When someone says “conventionally raised” it does not necessarily mean that the cattle are uncomfortably crammed in a feedlot, only eat grain and live miserable lives. It is possible for cattle to be raised in a feedlot in comfortable conditions as long as it is done properly. In an article from The Washington Post by Tamar Haspel, according to renowned animal behaviorist Temple Grandin, “The feedyard should have a 2 to 3 percent slope to keep it dry” (Haspel, 2015). If the feedlot is on a slight slope, the feedlot is able to be kept dry and comfortable for the cattle.
Many people assume that grass-fed beef holds more nutritional value simply because “grass-fed” is often associated with “organic” and “all-natural”. However, studies from the department of animal science at Texas A&M University found no scientific evidence to support that grass-fed ground beef is healthier than grain-fed ground beef based on evaluations of cholesterol levels and type II diabetes. Food labels make categorizing grass-fed beef and grain-fed beef into “good” and “bad” extremely easy, but since there is no evidence of grass-fed beef being a healthier alternative, consumers should make more conscious purchases based on environmental factors.
There are numerous components that are involved in gauging how beef production impacts the environment: water, land, and fossil fuel, greenhouse gas emissions, methane, and nitrous oxide. However, the grass-fed system uses 4 times more water and nearly twice as much land as the conventional system. Furthermore, the carbon footprint of the grass-fed system is 1.7 times larger than the conventional system (Capper, 2012). The numbers undeniably show that grain-fed beef is more environmentally friendly in numerous aspects.
Capper, J. L. (2012). Is the Grass Always Greener? Comparing the Environmental Impact of Conventional, Natural and Grass-Fed Beef Production Systems. Animals?: An Open Access Journal from MDPI, 2(2), 127–143. http://doi.org/10.3390/ani2020127
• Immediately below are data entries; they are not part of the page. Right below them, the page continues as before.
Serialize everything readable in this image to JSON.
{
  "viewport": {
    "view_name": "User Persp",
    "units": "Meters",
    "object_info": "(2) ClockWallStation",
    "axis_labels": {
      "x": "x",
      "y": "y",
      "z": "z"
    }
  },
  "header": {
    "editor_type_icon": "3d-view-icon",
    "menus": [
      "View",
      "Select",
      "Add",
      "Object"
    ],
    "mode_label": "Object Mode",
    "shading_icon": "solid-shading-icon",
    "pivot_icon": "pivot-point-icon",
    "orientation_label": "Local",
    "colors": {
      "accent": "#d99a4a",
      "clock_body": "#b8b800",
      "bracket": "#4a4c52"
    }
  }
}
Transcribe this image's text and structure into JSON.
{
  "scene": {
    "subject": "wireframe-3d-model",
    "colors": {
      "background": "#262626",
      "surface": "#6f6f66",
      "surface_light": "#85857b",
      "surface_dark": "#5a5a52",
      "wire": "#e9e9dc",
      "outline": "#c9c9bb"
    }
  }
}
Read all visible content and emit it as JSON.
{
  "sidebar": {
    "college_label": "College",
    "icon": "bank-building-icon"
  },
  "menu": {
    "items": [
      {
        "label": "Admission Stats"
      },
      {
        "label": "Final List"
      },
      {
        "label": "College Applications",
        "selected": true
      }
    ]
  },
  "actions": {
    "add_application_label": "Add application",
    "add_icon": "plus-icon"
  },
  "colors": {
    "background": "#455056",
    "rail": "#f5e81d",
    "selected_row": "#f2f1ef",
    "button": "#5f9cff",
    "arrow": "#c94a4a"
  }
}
Stephen B. Smith, Ph.D. (2013). Ground beef from grass-fed and grain-fed cattle: Does it matter? Department of Animal Science, College of Agriculture and Life Sciences, Texas A&M University. Retrieved from https://animalscience.tamu.edu/2013/12/07/ground-beef-from-grass-fed-and-grain-fed-cattle-does-it-matter/
Haspel, T. (2015, February 23). Is grass-fed beef really better for you, the animal and the planet? Retrieved from https://www.washingtonpost.com/lifestyle/food/is-grass-fed-beef-really-better-for-you-the-animal-and-the-